Recorded data

==============================

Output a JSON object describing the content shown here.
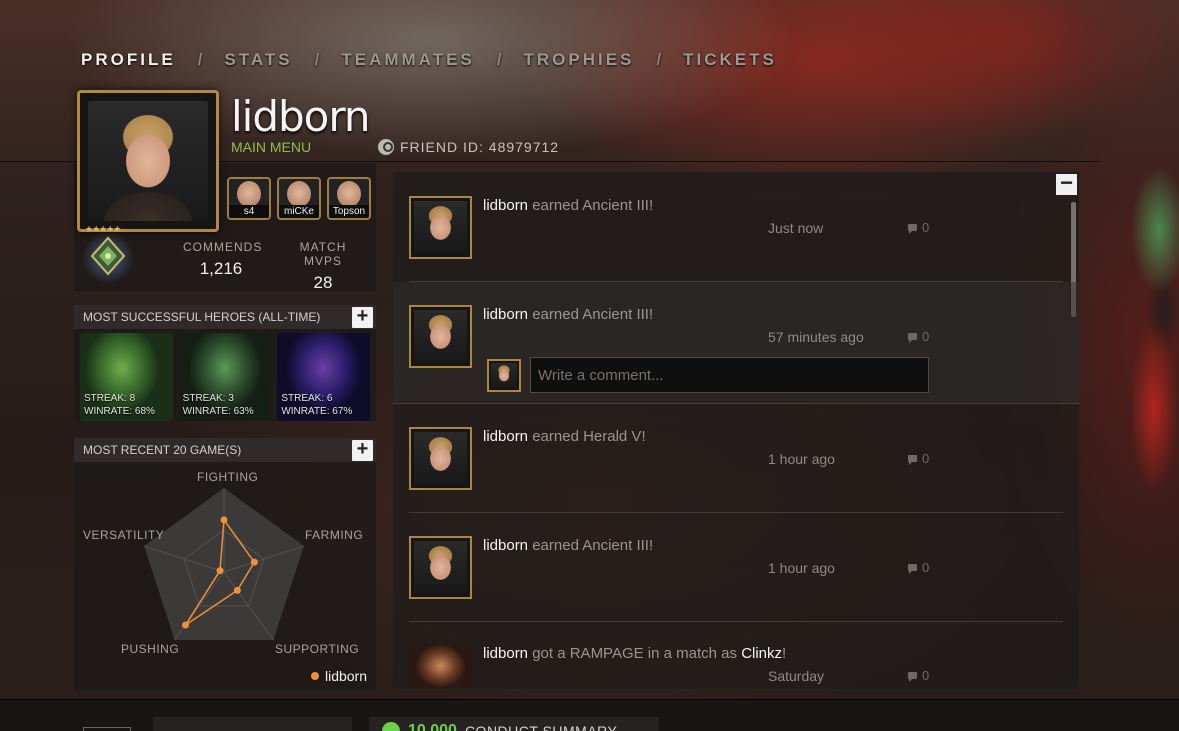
{
  "nav": {
    "tabs": [
      "PROFILE",
      "STATS",
      "TEAMMATES",
      "TROPHIES",
      "TICKETS"
    ],
    "separator": "/"
  },
  "profile": {
    "username": "lidborn",
    "main_menu": "MAIN MENU",
    "friend_id": "FRIEND ID: 48979712",
    "friends": [
      "s4",
      "miCKe",
      "Topson"
    ],
    "stats": {
      "commends_label": "COMMENDS",
      "commends_value": "1,216",
      "mvps_label": "MATCH MVPS",
      "mvps_value": "28"
    }
  },
  "heroes_section": {
    "title": "MOST SUCCESSFUL HEROES (ALL-TIME)",
    "plus": "+",
    "heroes": [
      {
        "streak": "STREAK: 8",
        "winrate": "WINRATE: 68%"
      },
      {
        "streak": "STREAK: 3",
        "winrate": "WINRATE: 63%"
      },
      {
        "streak": "STREAK: 6",
        "winrate": "WINRATE: 67%"
      }
    ]
  },
  "recent_section": {
    "title": "MOST RECENT 20 GAME(S)",
    "plus": "+",
    "axes": [
      "FIGHTING",
      "FARMING",
      "SUPPORTING",
      "PUSHING",
      "VERSATILITY"
    ],
    "legend": "lidborn",
    "accent": "#ef8f3a"
  },
  "chart_data": {
    "type": "radar",
    "axes": [
      "FIGHTING",
      "FARMING",
      "SUPPORTING",
      "PUSHING",
      "VERSATILITY"
    ],
    "series": [
      {
        "name": "lidborn",
        "values": [
          0.62,
          0.38,
          0.27,
          0.78,
          0.05
        ]
      }
    ],
    "range": [
      0,
      1
    ]
  },
  "feed": {
    "collapse": "−",
    "items": [
      {
        "user": "lidborn",
        "action": " earned ",
        "object": "Ancient III!",
        "tail": "",
        "time": "Just now",
        "comments": "0"
      },
      {
        "user": "lidborn",
        "action": " earned ",
        "object": "Ancient III!",
        "tail": "",
        "time": "57 minutes ago",
        "comments": "0"
      },
      {
        "user": "lidborn",
        "action": " earned ",
        "object": "Herald V!",
        "tail": "",
        "time": "1 hour ago",
        "comments": "0"
      },
      {
        "user": "lidborn",
        "action": " earned ",
        "object": "Ancient III!",
        "tail": "",
        "time": "1 hour ago",
        "comments": "0"
      },
      {
        "user": "lidborn",
        "action": " got a RAMPAGE in a match as ",
        "object": "Clinkz",
        "tail": "!",
        "time": "Saturday",
        "comments": "0"
      }
    ],
    "comment_placeholder": "Write a comment..."
  },
  "bottom": {
    "conduct_score": "10,000",
    "conduct_label": "CONDUCT SUMMARY"
  }
}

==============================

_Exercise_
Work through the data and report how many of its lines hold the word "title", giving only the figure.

_Response below_
2